◆ Data items
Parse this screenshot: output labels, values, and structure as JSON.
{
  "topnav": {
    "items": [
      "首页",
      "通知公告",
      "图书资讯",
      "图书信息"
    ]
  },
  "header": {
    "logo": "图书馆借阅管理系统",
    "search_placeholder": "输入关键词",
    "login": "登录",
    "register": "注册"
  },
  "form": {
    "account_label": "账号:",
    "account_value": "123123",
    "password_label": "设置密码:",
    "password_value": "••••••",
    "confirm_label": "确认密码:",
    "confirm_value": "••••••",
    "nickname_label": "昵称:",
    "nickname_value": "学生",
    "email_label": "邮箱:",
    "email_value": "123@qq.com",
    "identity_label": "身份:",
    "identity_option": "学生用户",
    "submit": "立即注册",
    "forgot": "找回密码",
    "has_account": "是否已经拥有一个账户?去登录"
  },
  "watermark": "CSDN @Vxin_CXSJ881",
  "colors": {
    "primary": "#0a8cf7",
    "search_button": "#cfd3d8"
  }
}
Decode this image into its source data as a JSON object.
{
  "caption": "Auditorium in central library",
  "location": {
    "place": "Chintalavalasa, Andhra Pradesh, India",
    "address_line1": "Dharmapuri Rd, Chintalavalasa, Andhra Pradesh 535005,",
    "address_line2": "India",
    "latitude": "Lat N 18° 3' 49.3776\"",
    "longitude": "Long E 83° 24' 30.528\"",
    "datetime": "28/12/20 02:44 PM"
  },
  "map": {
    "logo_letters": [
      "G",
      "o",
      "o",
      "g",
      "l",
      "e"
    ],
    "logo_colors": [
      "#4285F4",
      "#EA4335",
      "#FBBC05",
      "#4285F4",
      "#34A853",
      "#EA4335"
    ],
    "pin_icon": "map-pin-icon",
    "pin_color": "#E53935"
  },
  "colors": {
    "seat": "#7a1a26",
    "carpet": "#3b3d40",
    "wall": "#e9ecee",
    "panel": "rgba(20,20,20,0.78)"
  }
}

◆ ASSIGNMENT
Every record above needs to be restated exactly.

◆ RESULT FOR THIS EXERCISE
Parse this screenshot: output labels, values, and structure as JSON.
{
  "topnav": {
    "items": [
      "首页",
      "通知公告",
      "图书资讯",
      "图书信息"
    ]
  },
  "header": {
    "logo": "图书馆借阅管理系统",
    "search_placeholder": "输入关键词",
    "login": "登录",
    "register": "注册"
  },
  "form": {
    "account_label": "账号:",
    "account_value": "123123",
    "password_label": "设置密码:",
    "password_value": "••••••",
    "confirm_label": "确认密码:",
    "confirm_value": "••••••",
    "nickname_label": "昵称:",
    "nickname_value": "学生",
    "email_label": "邮箱:",
    "email_value": "123@qq.com",
    "identity_label": "身份:",
    "identity_option": "学生用户",
    "submit": "立即注册",
    "forgot": "找回密码",
    "has_account": "是否已经拥有一个账户?去登录"
  },
  "watermark": "CSDN @Vxin_CXSJ881",
  "colors": {
    "primary": "#0a8cf7",
    "search_button": "#cfd3d8"
  }
}
Decode this image into its source data as a JSON object.
{
  "caption": "Auditorium in central library",
  "location": {
    "place": "Chintalavalasa, Andhra Pradesh, India",
    "address_line1": "Dharmapuri Rd, Chintalavalasa, Andhra Pradesh 535005,",
    "address_line2": "India",
    "latitude": "Lat N 18° 3' 49.3776\"",
    "longitude": "Long E 83° 24' 30.528\"",
    "datetime": "28/12/20 02:44 PM"
  },
  "map": {
    "logo_letters": [
      "G",
      "o",
      "o",
      "g",
      "l",
      "e"
    ],
    "logo_colors": [
      "#4285F4",
      "#EA4335",
      "#FBBC05",
      "#4285F4",
      "#34A853",
      "#EA4335"
    ],
    "pin_icon": "map-pin-icon",
    "pin_color": "#E53935"
  },
  "colors": {
    "seat": "#7a1a26",
    "carpet": "#3b3d40",
    "wall": "#e9ecee",
    "panel": "rgba(20,20,20,0.78)"
  }
}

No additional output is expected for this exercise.